Form and Content
The Electric Kool-Aid Acid Test begins very nearly where it ends, with novelist Ken Kesey in a San Mateo, California, jail awaiting trial for drug possession. From there, however, it loops back in time to tell the tale of Kesey and his Merry Pranksters from their beginnings in 1963 to their demise less than four years later, with a number of pages devoted to Kesey’s pre-Prankster days at the bohemian Perry Lane community near Stanford University. Like the legendary Robin Hood and his band of merry men, Kesey and his Pranksters possessed a vision of social change, the precise nature and extent of which Tom Wolfe attempts both to describe in his odd text and to embody in the very manner of its telling.

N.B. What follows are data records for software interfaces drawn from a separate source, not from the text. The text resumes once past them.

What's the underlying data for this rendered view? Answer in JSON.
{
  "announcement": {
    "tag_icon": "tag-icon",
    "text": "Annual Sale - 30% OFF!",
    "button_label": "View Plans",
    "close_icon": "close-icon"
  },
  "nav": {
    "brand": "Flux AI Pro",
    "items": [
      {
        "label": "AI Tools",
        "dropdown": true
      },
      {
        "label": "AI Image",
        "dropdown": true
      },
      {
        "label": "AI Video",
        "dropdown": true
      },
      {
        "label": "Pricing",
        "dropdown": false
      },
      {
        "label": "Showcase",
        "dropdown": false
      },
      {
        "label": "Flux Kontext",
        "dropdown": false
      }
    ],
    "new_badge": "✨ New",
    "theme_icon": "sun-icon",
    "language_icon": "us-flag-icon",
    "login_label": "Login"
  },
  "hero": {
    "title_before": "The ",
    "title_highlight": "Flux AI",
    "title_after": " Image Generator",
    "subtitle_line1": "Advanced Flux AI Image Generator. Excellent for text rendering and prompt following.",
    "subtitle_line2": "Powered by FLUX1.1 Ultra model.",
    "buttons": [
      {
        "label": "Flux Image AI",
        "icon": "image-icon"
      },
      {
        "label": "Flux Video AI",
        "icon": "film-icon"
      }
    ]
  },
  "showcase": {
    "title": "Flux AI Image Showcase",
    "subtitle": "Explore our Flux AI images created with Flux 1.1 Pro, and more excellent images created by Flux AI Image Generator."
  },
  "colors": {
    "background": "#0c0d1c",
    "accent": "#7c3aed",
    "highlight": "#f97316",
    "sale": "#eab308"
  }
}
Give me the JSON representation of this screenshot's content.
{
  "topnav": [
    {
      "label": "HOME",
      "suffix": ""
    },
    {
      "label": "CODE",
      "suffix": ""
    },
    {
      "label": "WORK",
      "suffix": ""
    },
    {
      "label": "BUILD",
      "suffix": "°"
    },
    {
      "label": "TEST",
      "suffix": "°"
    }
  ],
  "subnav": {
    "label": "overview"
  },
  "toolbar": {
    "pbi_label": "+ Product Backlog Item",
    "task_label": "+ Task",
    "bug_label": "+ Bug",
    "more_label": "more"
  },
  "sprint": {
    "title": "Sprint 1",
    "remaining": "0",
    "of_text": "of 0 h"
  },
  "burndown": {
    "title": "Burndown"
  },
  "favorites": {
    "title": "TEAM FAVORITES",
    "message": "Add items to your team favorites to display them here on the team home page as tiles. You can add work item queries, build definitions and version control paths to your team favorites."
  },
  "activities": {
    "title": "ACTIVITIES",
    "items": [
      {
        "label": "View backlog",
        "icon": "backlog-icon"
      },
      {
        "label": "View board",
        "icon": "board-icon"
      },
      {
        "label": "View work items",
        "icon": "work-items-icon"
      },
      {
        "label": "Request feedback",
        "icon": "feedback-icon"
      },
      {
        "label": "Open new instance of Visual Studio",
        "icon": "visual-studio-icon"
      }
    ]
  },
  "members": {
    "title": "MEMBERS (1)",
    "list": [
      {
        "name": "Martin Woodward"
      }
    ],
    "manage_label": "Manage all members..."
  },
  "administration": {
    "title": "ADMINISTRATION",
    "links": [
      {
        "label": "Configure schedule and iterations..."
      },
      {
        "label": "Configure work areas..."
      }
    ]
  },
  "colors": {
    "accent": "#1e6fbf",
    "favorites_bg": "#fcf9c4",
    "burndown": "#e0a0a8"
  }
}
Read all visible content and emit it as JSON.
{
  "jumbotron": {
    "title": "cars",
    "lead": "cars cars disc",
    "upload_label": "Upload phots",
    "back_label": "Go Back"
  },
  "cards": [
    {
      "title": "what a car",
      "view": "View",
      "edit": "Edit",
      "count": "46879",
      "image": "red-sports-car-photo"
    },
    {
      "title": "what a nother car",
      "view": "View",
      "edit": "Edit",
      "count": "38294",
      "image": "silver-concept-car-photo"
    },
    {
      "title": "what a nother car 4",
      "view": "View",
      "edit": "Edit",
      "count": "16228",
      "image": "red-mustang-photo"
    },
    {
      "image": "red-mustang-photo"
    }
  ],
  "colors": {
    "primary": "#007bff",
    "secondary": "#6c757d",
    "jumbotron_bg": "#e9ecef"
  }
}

For those readers interested in Kesey as the author of One Flew Over the Cuckoo’s Nest (1962), the early pages devoted to the Perry Lane period will prove the most useful: Kesey’s surprising ordinariness and authenticity (against the well-heeled pseudobohemianism of most of the Perry Laners), his meeting with Vic Lovell and subsequent participation in the experimental drug program at the Veterans Hospital at Menlo Park, and the ways in which those experiments (as well as others initiated by Kesey) influenced the writing of his first and best novel. That period serves as the necessary background for what follows, but, as with Kesey’s wife and three children, that background quickly fades away as soon as the next phase begins. Having just delivered the manuscript of his second novel, Sometimes a Great Notion (1964), to his publisher and suddenly awash in the royalties from his first, Kesey decides to forgo the role of novelist, one who records the passing action, and instead to become the one who makes it happen, to be, in Kesey’s own words, the “lightning rod” rather than the “seismograph.” The results of that decision were, as Wolfe recounts them, at once cataclysmic and anticlimactic, exhilarating and sad.

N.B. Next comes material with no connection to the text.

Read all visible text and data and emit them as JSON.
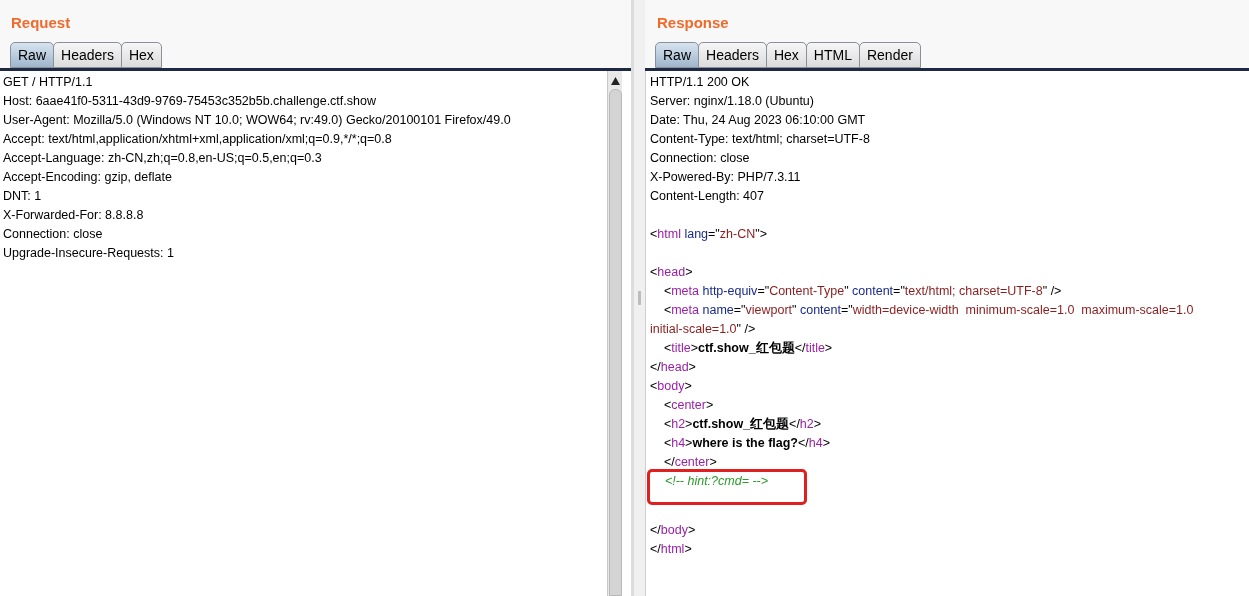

Wolfe has Kesey and his band emerging Phoenix-like from the ashes of San Francisco’s beatnik bohemia of the 1950’s in the city’s North Beach area. Kesey’s Pranksters were different and far more diverse—an eclectic as well as electric group. They included Ken Babbs, former helicopter pilot in Vietnam, and Neal Cassady, fresh from the pages of Jack Kerouac’s beat novel, On the Road (1957), and a host of others, some permanent, others not, but most dropouts from American middle-class culture and known not by name but by epithet (Mountain Girl, Golden Mouth, Zonker). Individually, except for Kesey, they are nearly nonentities; together, they constitute the leading edge of an American society based upon openness, communal sharing, spontaneity, and extreme permissiveness. Or so they believe. Their watchword is “intersubjectivity,” but whether their harmony is real or illusory is a question Wolfe raises without ever quite answering.

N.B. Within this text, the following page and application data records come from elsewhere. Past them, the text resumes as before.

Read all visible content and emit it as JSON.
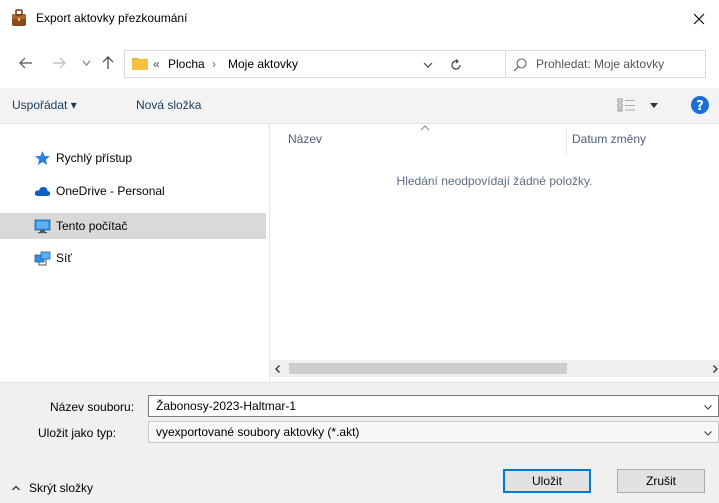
{
  "window": {
    "title": "Export aktovky přezkoumání"
  },
  "address": {
    "overflow": "«",
    "segments": [
      "Plocha",
      "Moje aktovky"
    ],
    "separator": "›"
  },
  "search": {
    "placeholder": "Prohledat: Moje aktovky"
  },
  "toolbar": {
    "organize_label": "Uspořádat ▾",
    "new_folder_label": "Nová složka"
  },
  "nav": {
    "items": [
      {
        "label": "Rychlý přístup",
        "icon": "star-icon"
      },
      {
        "label": "OneDrive - Personal",
        "icon": "cloud-icon"
      },
      {
        "label": "Tento počítač",
        "icon": "monitor-icon",
        "selected": true
      },
      {
        "label": "Síť",
        "icon": "network-icon"
      }
    ]
  },
  "files": {
    "columns": [
      "Název",
      "Datum změny"
    ],
    "empty_message": "Hledání neodpovídají žádné položky."
  },
  "form": {
    "filename_label": "Název souboru:",
    "filename_value": "Žabonosy-2023-Haltmar-1",
    "filetype_label": "Uložit jako typ:",
    "filetype_value": "vyexportované soubory aktovky (*.akt)"
  },
  "footer": {
    "hide_folders_label": "Skrýt složky",
    "save_label": "Uložit",
    "cancel_label": "Zrušit"
  },
  "colors": {
    "accent": "#0078d7",
    "folder": "#f5c242",
    "selected_bg": "#d9d9d9"
  }
}
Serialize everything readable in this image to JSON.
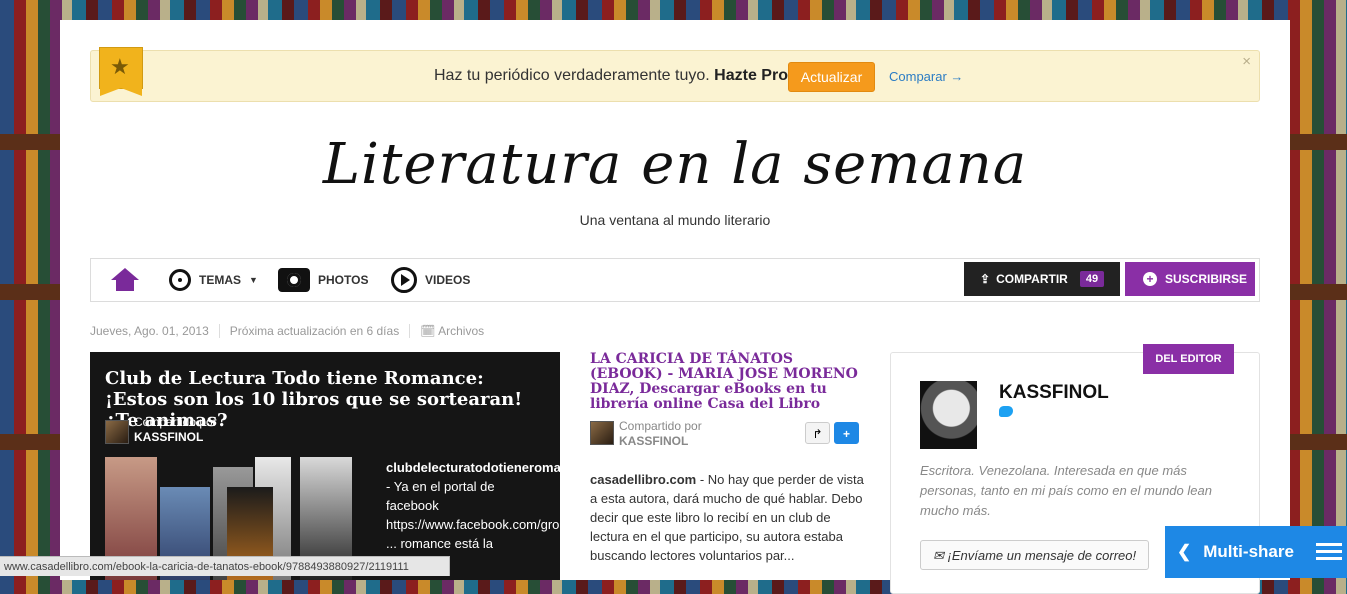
{
  "promo": {
    "text": "Haz tu periódico verdaderamente tuyo.",
    "bold": "Hazte Pro.",
    "button": "Actualizar",
    "compare": "Comparar →",
    "close": "×"
  },
  "header": {
    "title": "Literatura en la semana",
    "subtitle": "Una ventana al mundo literario"
  },
  "nav": {
    "temas": "TEMAS",
    "photos": "PHOTOS",
    "videos": "VIDEOS",
    "share_label": "COMPARTIR",
    "share_count": "49",
    "subscribe": "SUSCRIBIRSE"
  },
  "meta": {
    "date": "Jueves, Ago. 01, 2013",
    "next_update": "Próxima actualización en 6 días",
    "archives": "Archivos"
  },
  "feature": {
    "title": "Club de Lectura Todo tiene Romance: ¡Estos son los 10 libros que se sortearan! ¿Te animas?",
    "shared_label": "Compartido por",
    "shared_user": "KASSFINOL",
    "source": "clubdelecturatodotieneromance.blogspot.com",
    "excerpt": " - Ya en el portal de facebook https://www.facebook.com/groups/clubdelectu ... romance está la"
  },
  "middle": {
    "title": "LA CARICIA DE TÁNATOS (EBOOK) - MARIA JOSE MORENO DIAZ, Descargar eBooks en tu librería online Casa del Libro",
    "shared_label": "Compartido por",
    "shared_user": "KASSFINOL",
    "source": "casadellibro.com",
    "excerpt": " - No hay que perder de vista a esta autora, dará mucho de qué hablar. Debo decir que este libro lo recibí en un club de lectura en el que participo, su autora estaba buscando lectores voluntarios par..."
  },
  "editor": {
    "badge": "DEL EDITOR",
    "name": "KASSFINOL",
    "bio": "Escritora. Venezolana. Interesada en que más personas, tanto en mi país como en el mundo lean mucho más.",
    "mail": "¡Envíame un mensaje de correo!"
  },
  "status_url": "www.casadellibro.com/ebook-la-caricia-de-tanatos-ebook/9788493880927/2119111",
  "multishare": "Multi-share",
  "colors": {
    "accent": "#8a2fa6",
    "promo_button": "#f59a1c",
    "multishare": "#1e88e5"
  }
}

Their identity is summed up in a perfect metonymy, their fantastically pastel-painted International Harvester bus that frequently breaks down but that always bears the same cartoonishly spelled destination sign, “Furthur.” In their ongoing efforts at “tootling the multitudes”—the Pranksters’ epater les bourgeoisie—they travel further than not only the middle classes but even those who had taken Timothy Leary’s advice and turned on, tuned in, and dropped out: on to drugs, in to transcendental reality, and out of middle-class conventionality. The Pranksters judge Leary and his League for Spiritual Discovery (LSD) wanting—too privatistic, too intellectual, too well financed, too “constipated,” and too Eastern (New York as well as India). Nevertheless, even those who have gravitated to California’s Esalen Institute to learn how to live in the ever-changing Now steer clear of Kesey when he arrives to lead a seminar. The scenes at Millbrook and Esalen point in two directions: at the phoniness or conventionality of such enterprises and, conversely, at the very real...
(The entire section is 1,865 words.)